With all of that being said, I want to know how your year was and how you want 2019 to be. If you had a bad year, it’s okay. Not everyone is going to have a good year. And its okay to have bad days! Even if you have perfect mental health (and no one does), everyone has bad days. Try your hardest to bounce back the next day. I know it’s easier said than done, trust me. Depression is no joke at all. But stay strong for me, for your family, for your friends, your pets, your spouse, your girlfriend, your boyfriend, but most of all, stay strong for yourself. Because you’re worth staying strong for. You’re worth the life that the universe gave you. You matter.

Happy new year, and let’s have a great 2019.

Stop Spreading The Stigma!

I saw a post on Facebook recently that showed a picture of nature with the title “This is an antidepressant” and next to it was a photo of antidepressants with the title “This is a lifelong addiction.”

I can’t tell you how wrong this is in one blog post.

Because of ignorant people making this, posting it, and other ignorant people sharing it, the stigma of antidepressants remains strong. People, like myself, who take antidepressants are already embarrassed or ashamed that they have to take them, much less get called out on something like this. I don’t speak for all people; some may not be ashamed, and that’s great. But for those who are, posts like the one I am talking about make us feel so much more insecure about our mental illness.

Yes, I agree that nature is a natural antidepressant.

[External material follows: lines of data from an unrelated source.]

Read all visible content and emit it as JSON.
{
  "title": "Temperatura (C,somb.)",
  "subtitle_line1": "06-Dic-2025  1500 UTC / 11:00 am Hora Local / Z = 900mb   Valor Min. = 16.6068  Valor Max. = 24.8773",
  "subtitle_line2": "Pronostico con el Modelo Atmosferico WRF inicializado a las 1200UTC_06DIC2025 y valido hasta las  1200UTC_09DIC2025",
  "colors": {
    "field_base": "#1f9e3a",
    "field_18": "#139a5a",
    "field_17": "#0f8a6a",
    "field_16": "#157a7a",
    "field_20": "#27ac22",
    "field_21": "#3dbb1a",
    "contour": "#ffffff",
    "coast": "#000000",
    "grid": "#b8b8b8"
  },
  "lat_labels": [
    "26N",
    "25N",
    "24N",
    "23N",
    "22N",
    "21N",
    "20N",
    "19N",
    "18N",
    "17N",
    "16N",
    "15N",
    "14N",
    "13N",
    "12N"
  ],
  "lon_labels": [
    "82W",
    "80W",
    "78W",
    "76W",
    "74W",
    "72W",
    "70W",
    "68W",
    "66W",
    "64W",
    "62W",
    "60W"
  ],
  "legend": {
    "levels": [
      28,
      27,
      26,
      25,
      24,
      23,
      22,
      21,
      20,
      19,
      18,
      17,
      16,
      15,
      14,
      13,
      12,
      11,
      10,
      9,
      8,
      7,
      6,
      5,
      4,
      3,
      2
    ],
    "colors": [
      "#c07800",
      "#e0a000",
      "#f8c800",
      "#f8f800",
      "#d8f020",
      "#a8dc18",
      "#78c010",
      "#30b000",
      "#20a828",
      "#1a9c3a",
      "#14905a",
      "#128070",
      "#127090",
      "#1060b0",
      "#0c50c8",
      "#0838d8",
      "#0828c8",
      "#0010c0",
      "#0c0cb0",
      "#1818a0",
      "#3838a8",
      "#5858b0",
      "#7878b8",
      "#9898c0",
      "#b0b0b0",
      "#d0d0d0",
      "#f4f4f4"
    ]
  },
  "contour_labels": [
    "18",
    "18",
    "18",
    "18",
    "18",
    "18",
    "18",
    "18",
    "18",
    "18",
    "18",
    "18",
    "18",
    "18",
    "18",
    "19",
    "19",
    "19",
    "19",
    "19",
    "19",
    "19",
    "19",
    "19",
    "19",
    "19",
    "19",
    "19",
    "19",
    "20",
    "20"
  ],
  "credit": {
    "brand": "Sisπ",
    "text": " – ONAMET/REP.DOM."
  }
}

But some people can’t go outside because of other disabilities, so antidepressants are the right solution for them. Is there anything wrong with that, or is it just that some people are so ignorant that if that person has to take a pill for their mental illness, that they are going to be lifelong addicts? Do you see how stupid that sounds? If it helps that person, what difference does it make to you? Why go around stigmatizing the thing that helps millions of people?

I’m not saying nature doesn’t help, because it does. We all know that serotonin levels rise when in the sun and outside and in nature. But what if it doesn’t help someone as much as another person? What if the antidepressant helps them more? Does that make them an addict? A crazy person? No, it doesn’t.

Some (actually, most) people who suffer with clinical depression can’t just “get up and go outside” like others think they can. It’s not easy at all. If you haven’t suffered from depression, you have absolutely no say in how someone takes care of themselves during a depressive episode. You don’t know what it feels like to hate yourself so much that you want to die. You don’t know what it feels like to hate yourself so much, you don’t feel as if you’re worth even getting out of bed. That feeling, that empty, worthless feeling, is real. “Getting up and going outside” is not easy, and people need to stop saying it as if it is.

Stop making people feel bad for what works for them. If a pill is what makes them feel normal, then so be it. Antidepressants are designed to help people feel like getting out of bed and trying to live normal lives. Antidepressants are not a “lifelong addiction,” so stop spreading those lies to people that will believe you. Nature is not an automatic fix for depression, but it helps a lot. I can speak for it. But it may not be an automatic fix for other people, so stop making them feel bad about it.

What works for you may not work for others. Stop judging people for it. Millions of people in the world take antidepressants, but people who spread the horrible stigma surrounding them and mental health as a whole truly are scum of the earth.